Next, include line items for other income, such as government payments of any kind, crop insurance indemnity, custom work, farm rent paid to you, interest, etc. Sales of capital assets, if any, would have a line of their own. Separately, add any short-term and long-term loans you have made that will be repaid. Finally, include any non-farm income that applies to your operation.

Cash outflows

Calculate your operating costs. For crops, this includes seed, fertilizer/lime, chemicals, crop insurance, drying costs, and any custom hire or machinery rental. A case can be made that an amount should be set aside for marketing—an advisory or information service, brokerage fees, etc.

If you have livestock, include any purchased crops/feed, purchased livestock, vet and health product costs and marketing expenses.

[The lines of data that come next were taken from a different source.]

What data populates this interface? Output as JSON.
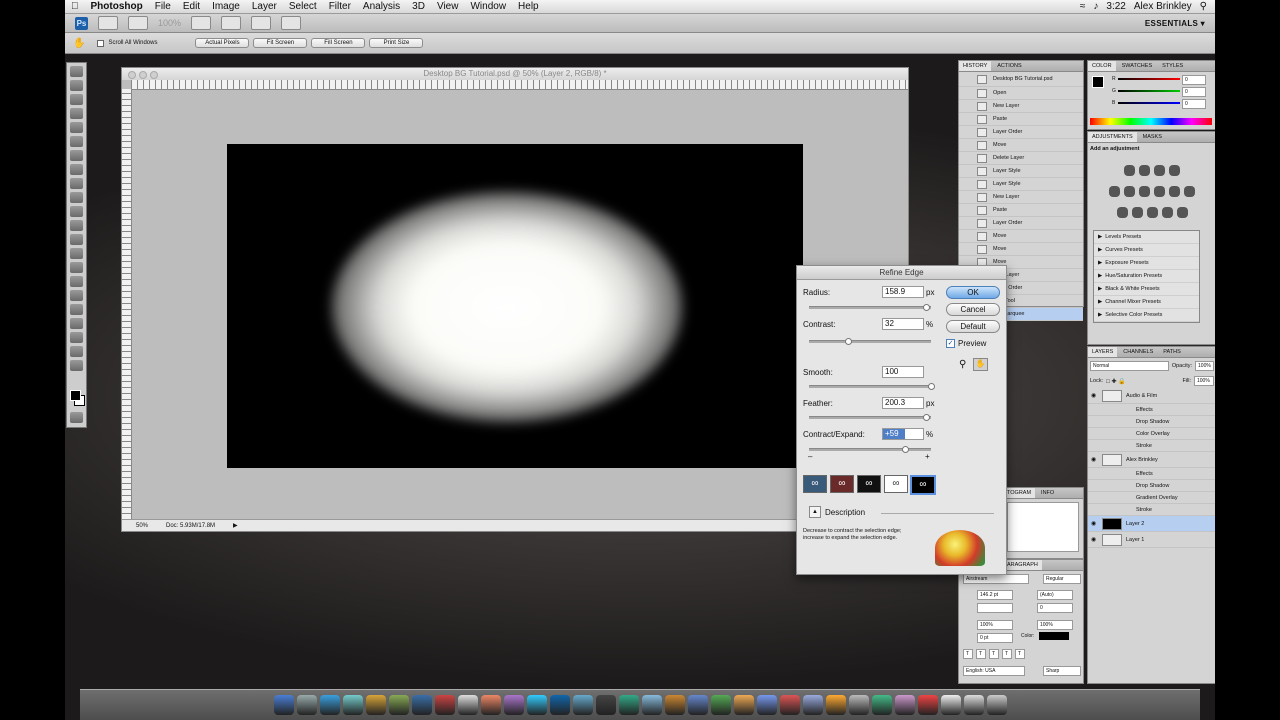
{
  "menubar": {
    "app": "Photoshop",
    "items": [
      "File",
      "Edit",
      "Image",
      "Layer",
      "Select",
      "Filter",
      "Analysis",
      "3D",
      "View",
      "Window",
      "Help"
    ],
    "time": "3:22",
    "user": "Alex Brinkley"
  },
  "appbar": {
    "zoom": "100%",
    "workspace": "ESSENTIALS ▾",
    "ps_badge": "Ps"
  },
  "options": {
    "scroll_all": "Scroll All Windows",
    "buttons": [
      "Actual Pixels",
      "Fit Screen",
      "Fill Screen",
      "Print Size"
    ]
  },
  "document": {
    "title": "Desktop BG Tutorial.psd @ 50% (Layer 2, RGB/8) *",
    "zoom": "50%",
    "doc_info": "Doc: 5.93M/17.8M"
  },
  "history": {
    "tabs": [
      "HISTORY",
      "ACTIONS"
    ],
    "snapshot": "Desktop BG Tutorial.psd",
    "items": [
      "Open",
      "New Layer",
      "Paste",
      "Layer Order",
      "Move",
      "Delete Layer",
      "Layer Style",
      "Layer Style",
      "New Layer",
      "Paste",
      "Layer Order",
      "Move",
      "Move",
      "Move",
      "New Layer",
      "Layer Order",
      "ngle Tool",
      "ical Marquee"
    ]
  },
  "color_panel": {
    "tabs": [
      "COLOR",
      "SWATCHES",
      "STYLES"
    ],
    "r": "0",
    "g": "0",
    "b": "0",
    "labels": [
      "R",
      "G",
      "B"
    ]
  },
  "adjustments": {
    "tabs": [
      "ADJUSTMENTS",
      "MASKS"
    ],
    "heading": "Add an adjustment",
    "presets": [
      "Levels Presets",
      "Curves Presets",
      "Exposure Presets",
      "Hue/Saturation Presets",
      "Black & White Presets",
      "Channel Mixer Presets",
      "Selective Color Presets"
    ]
  },
  "layers": {
    "tabs": [
      "LAYERS",
      "CHANNELS",
      "PATHS"
    ],
    "blend": "Normal",
    "opacity_label": "Opacity:",
    "opacity": "100%",
    "lock_label": "Lock:",
    "fill_label": "Fill:",
    "fill": "100%",
    "rows": [
      {
        "name": "Audio & Film",
        "sub": false
      },
      {
        "name": "Effects",
        "sub": true
      },
      {
        "name": "Drop Shadow",
        "sub": true
      },
      {
        "name": "Color Overlay",
        "sub": true
      },
      {
        "name": "Stroke",
        "sub": true
      },
      {
        "name": "Alex Brinkley",
        "sub": false
      },
      {
        "name": "Effects",
        "sub": true
      },
      {
        "name": "Drop Shadow",
        "sub": true
      },
      {
        "name": "Gradient Overlay",
        "sub": true
      },
      {
        "name": "Stroke",
        "sub": true
      },
      {
        "name": "Layer 2",
        "sub": false
      },
      {
        "name": "Layer 1",
        "sub": false
      }
    ]
  },
  "histogram": {
    "tabs": [
      "TOGRAM",
      "INFO"
    ]
  },
  "character": {
    "tab": "ARAGRAPH",
    "font": "Airstream",
    "style": "Regular",
    "size": "146.2 pt",
    "leading": "(Auto)",
    "tracking": "0",
    "vscale": "100%",
    "hscale": "100%",
    "baseline": "0 pt",
    "color_label": "Color:",
    "language": "English: USA",
    "aa": "Sharp"
  },
  "refine_edge": {
    "title": "Refine Edge",
    "radius_label": "Radius:",
    "radius": "158.9",
    "radius_unit": "px",
    "contrast_label": "Contrast:",
    "contrast": "32",
    "contrast_unit": "%",
    "smooth_label": "Smooth:",
    "smooth": "100",
    "feather_label": "Feather:",
    "feather": "200.3",
    "feather_unit": "px",
    "ce_label": "Contract/Expand:",
    "ce": "+59",
    "ce_unit": "%",
    "ok": "OK",
    "cancel": "Cancel",
    "default": "Default",
    "preview": "Preview",
    "minus": "–",
    "plus": "+",
    "description_label": "Description",
    "description_text": "Decrease to contract the selection edge; increase to expand the selection edge.",
    "slider_fraction": {
      "radius": 0.96,
      "contrast": 0.32,
      "smooth": 1.0,
      "feather": 0.96,
      "ce": 0.79
    }
  }
}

Next, enter fixed expenses, overhead, or other expenses not allocated to a specific enterprise. Examples include real estate taxes; cash rent; hired labor; machinery repairs, upkeep, fuel and lubrication; and equipment leases.

Purchases of capital assets (total for the year) warrant a line item.

Also on the debit side is financing: accounts payable, short-term notes due, long-term loan payments and any installment contract payments.

Finally, include an estimate of taxes due and family living expenses—unless family living is financed from off-farm income. If the manager doesn’t draw a salary, a “return to management” and/or a profit target should be included, as should any planned off-farm investments.

Bottom Line

The resulting calculation of income minus expenses lets you know whether your business will cash flow. Looking at the different time periods tells you whether you need to move income into specific months to cover expenses.


AgriPoint® includes an annual cash-flow budget tool that is free to customers of Frontier Farm Credit. It does not allow entries by month, but its drop-down menus help categorize income and expenses. Kansas State University offers detailed crop and livestock budgets.